home   genetic news   bioinformatics   biotechnology   literature   journals   ethics   positions   events   sitemap
 
  HUM-MOLGEN -> Genetic News | search  
 

New AIDS Risk Factor

 
  October, 31 2007 20:38
your information resource in human molecular genetics
 
     
More rapid HIV disease progression occurs in individuals who have a specific genetic risk factor, according to a new study published online in Nature Immunology. A team of HIV researchers led by Sunil Ahuja studied a risk factor that significantly predicts HIV disease outcome. Individuals who have certain combinations of the two genes CCR5 and CCL3L1 are much more likely to have reduced immune responses and greater decline in numbers of CD4+ T immune cells, two hallmarks of progressive HIV disease.

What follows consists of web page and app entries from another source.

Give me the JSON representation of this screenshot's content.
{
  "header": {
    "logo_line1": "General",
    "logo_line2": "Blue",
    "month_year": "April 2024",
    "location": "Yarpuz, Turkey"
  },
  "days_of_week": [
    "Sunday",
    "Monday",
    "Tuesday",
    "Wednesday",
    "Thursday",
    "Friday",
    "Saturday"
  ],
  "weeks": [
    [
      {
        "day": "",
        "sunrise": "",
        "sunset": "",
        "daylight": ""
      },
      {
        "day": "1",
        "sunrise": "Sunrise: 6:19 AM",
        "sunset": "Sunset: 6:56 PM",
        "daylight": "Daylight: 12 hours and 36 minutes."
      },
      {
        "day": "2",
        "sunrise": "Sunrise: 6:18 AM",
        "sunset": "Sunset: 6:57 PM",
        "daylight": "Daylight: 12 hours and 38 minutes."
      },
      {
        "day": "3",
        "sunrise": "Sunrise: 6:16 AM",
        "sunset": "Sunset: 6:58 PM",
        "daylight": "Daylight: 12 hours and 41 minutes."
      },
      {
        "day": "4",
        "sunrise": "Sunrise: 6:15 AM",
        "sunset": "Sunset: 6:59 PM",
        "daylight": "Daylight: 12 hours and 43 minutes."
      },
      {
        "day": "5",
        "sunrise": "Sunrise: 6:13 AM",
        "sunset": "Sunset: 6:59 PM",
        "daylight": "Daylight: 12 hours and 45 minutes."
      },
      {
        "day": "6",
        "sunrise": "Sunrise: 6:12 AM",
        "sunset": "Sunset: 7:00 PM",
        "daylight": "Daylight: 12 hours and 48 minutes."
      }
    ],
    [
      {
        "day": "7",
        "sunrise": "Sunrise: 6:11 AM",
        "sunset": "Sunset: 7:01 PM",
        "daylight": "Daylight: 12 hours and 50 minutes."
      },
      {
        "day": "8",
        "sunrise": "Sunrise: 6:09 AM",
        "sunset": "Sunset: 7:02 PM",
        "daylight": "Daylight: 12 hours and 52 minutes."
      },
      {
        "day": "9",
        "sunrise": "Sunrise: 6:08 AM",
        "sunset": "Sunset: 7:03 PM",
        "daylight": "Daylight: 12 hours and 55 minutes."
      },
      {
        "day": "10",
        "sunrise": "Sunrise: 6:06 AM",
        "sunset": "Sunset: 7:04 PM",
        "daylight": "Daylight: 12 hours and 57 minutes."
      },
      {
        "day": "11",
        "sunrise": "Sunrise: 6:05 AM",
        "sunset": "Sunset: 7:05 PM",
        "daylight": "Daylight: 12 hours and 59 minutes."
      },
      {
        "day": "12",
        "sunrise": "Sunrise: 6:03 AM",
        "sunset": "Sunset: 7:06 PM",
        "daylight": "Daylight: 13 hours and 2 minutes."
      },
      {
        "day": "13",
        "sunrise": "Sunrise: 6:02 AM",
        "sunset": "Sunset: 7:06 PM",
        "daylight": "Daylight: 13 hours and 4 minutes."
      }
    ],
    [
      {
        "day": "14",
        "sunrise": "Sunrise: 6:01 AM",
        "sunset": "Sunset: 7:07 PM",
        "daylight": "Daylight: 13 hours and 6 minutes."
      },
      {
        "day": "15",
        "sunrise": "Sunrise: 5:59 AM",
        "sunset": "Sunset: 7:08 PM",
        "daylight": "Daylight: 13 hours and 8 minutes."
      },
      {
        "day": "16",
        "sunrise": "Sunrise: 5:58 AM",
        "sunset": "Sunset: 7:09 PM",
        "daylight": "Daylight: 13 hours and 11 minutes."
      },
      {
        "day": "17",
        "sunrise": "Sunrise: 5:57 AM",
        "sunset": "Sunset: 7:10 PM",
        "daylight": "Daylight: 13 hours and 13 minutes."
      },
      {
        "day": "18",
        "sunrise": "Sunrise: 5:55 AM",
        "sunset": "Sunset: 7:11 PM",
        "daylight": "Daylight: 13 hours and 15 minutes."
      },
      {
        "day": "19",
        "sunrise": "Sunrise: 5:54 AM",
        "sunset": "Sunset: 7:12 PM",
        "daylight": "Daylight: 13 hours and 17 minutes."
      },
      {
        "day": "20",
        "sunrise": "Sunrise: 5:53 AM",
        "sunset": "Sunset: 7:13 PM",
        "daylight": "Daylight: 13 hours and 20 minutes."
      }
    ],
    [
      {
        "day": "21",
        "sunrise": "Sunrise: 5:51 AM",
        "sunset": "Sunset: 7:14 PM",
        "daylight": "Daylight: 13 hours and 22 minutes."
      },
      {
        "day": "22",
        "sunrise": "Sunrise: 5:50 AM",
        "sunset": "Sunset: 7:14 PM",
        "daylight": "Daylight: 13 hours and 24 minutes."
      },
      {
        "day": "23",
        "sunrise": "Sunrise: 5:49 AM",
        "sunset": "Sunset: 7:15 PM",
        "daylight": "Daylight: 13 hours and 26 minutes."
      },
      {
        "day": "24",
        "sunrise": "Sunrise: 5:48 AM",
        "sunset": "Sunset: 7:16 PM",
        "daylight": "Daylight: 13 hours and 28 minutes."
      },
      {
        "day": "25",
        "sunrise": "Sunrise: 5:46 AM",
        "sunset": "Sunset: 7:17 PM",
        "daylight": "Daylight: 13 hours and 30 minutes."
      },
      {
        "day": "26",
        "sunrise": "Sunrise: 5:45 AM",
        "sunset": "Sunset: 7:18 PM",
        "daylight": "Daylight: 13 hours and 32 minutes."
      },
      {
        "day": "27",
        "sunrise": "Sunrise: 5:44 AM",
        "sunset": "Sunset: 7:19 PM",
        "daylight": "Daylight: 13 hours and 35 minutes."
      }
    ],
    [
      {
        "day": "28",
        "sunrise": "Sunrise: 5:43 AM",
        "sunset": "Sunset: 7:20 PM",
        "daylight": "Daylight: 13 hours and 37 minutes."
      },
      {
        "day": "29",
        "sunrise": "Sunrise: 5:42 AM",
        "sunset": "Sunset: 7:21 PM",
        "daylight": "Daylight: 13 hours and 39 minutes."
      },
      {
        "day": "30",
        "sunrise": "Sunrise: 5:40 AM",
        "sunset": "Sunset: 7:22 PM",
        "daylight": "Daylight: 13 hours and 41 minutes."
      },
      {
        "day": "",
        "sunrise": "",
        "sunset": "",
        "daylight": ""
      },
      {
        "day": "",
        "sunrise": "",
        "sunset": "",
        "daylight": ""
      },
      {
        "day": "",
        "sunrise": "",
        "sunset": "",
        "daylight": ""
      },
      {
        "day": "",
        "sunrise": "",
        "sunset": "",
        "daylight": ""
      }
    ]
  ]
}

The significance of the findings is two-fold. Previous work indicated that the influence of the two genes was much more limited that the new data indicate. These findings suggest a means to more effectively predict the course of HIV disease.

Author contact:

Sunil Ahuja (University of Texas Health Science Center, San Antonio, TX, USA)
E-mail: AHUJAS@uthscsa.edu

Abstract available online.

(C) Nature Immunology press release.

 


Message posted by: Trevor M. D'Souza

print this article mail this article
Bookmark and Share this page (what is this?)

Social bookmarking allows users to save and categorise a personal collection of bookmarks and share them with others. This is different to using your own browser bookmarks which are available using the menus within your web browser.

Use the links below to share this article on the social bookmarking site of your choice.

Read more about social bookmarking at Wikipedia - Social Bookmarking

Latest News
Variants Associated with Pediatric Allergic Disorder

Mutations in PHF6 Found in T-Cell Leukemia

Genetic Risk Variant for Urinary Bladder Cancer

Antibody Has Therapeutic Effect on Mice with ALS

Regulating P53 Activity in Cancer Cells

Anti-RNA Therapy Counters Breast Cancer Spread

Mitochondrial DNA Diversity

The Power of RNA Sequencing

‘Pro-Ageing' Therapy for Cancer?

Niche Genetics Influence Leukaemia

Molecular Biology: Clinical Promise for RNA Interference

Chemoprevention Cocktail for Colon Cancer

more news ...

Generated by News Editor 2.0 by Kai Garlipp
WWW: Kai Garlipp, Frank S. Zollmann.
7.0 © 1995-2017 HUM-MOLGEN. All rights reserved. Liability, Copyright and Imprint.